So yes, despite enduring and repressing those awful moments in my early life during which I didn't understand what was happening to me or why, decades later I did get married; I did become a parent; I did start a business that I continue to run today; and I am still learning to navigate this "new normal." These milestones do not erase the trauma that I experienced. Society needs to open their eyes and realize that any triumph after something as ghastly as childhood abuse should be celebrated, not looked upon as evidence that perhaps the trauma "never happened" or "wasn't that bad. "When a survivor is speaking out about what happened to them, they are asking the world to join them on their journey to heal. We need love, we need to feel safe and we need society to learn the signs of abuse and how to prevent it so that we can protect the 1 out of 10 children who are being abused by the age of 18. When I state this statistic at events or in large groups, I often have at least one person come up to me after and confide that they too are a survivor and have kept it a secret. My vehicle for speaking out was through the novella The Survivors Club, which is the inspiration behind a TV pilot that my co-creator and I are pitching as a supernatural, mind-bending TV series. Acknowledging my abuse has empowered me to speak up on behalf of innocent children who do not have a voice and the adult survivors who are silent.
Remembering has helped me further understand my young adult challenges,past risky relationships, anger issues, buried fears, and my anxieties. I am determined to thrive and not hide behind these negative things as they have molded me into the strong person I am today.Here is my advice to those who wonder how to best support survivors of sexual abuse:Ask how we need support: Many survivors have a tough exterior, which means the people around them assume they never need help--we tend to be the caregivers for our friends and families. Learning to be vulnerable was new for me, so I realized I needed a check-off list of what loved ones should ask me afterI had a panic attack.
The list had questions like: "Do you need a hug," "How are you feeling," "Do you need time alone."Be patient with our PTSD". Family and close ones tend to ask when will the PTSD go away. It isn't a cold or a disease that requires a finite amount of drugs or treatment. There's no pill to make it miraculously disappear, but therapy helps manage it and some therapies have been known to help it go away. Mental Health America has a wealth of information on PTSD that can help you and survivors understand it better. Have compassion: When I was with friends at a preschool tour to learn more about its summer camp, I almost fainted because I couldn't stop worrying about my kids being around new teenagers and staff that might watch them go the bathroom or put on their bathing suit. After the tour, my friends said,"Nubia, you don't have to put your kids in this camp. They will be happy doing other things this summer."

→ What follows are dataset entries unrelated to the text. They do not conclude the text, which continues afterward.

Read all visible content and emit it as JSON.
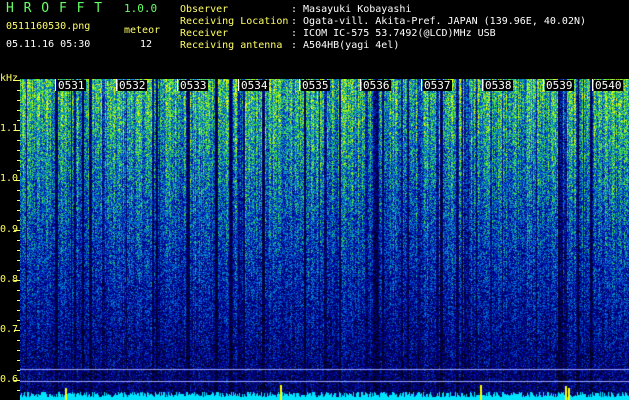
{
  "header": {
    "app_name": "H R O F F T",
    "version": "1.0.0",
    "filename": "0511160530.png",
    "meteor_label": "meteor",
    "datetime": "05.11.16 05:30",
    "meteor_count": "12",
    "observer_label": "Observer",
    "observer_value": ": Masayuki Kobayashi",
    "location_label": "Receiving Location",
    "location_value": ": Ogata-vill. Akita-Pref. JAPAN (139.96E, 40.02N)",
    "receiver_label": "Receiver",
    "receiver_value": ": ICOM IC-575 53.7492(@LCD)MHz USB",
    "antenna_label": "Receiving antenna",
    "antenna_value": ": A504HB(yagi 4el)"
  },
  "axis": {
    "unit": "kHz",
    "y_labels": [
      "1.1",
      "1.0",
      "0.9",
      "0.8",
      "0.7",
      "0.6"
    ],
    "time_labels": [
      "0531",
      "0532",
      "0533",
      "0534",
      "0535",
      "0536",
      "0537",
      "0538",
      "0539",
      "0540"
    ]
  },
  "colors": {
    "green_text": "#66ff66",
    "yellow_text": "#ffff66",
    "white_text": "#ffffff",
    "background": "#000000",
    "spectrum_low": "#000033",
    "spectrum_high": "#ffff00",
    "baseline": "#00e5ff"
  }
}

In that moment, I realized how lucky I was to have friends who understood what I was going through and supported me. They showed me love and compassion, which made me feel safe and not judged.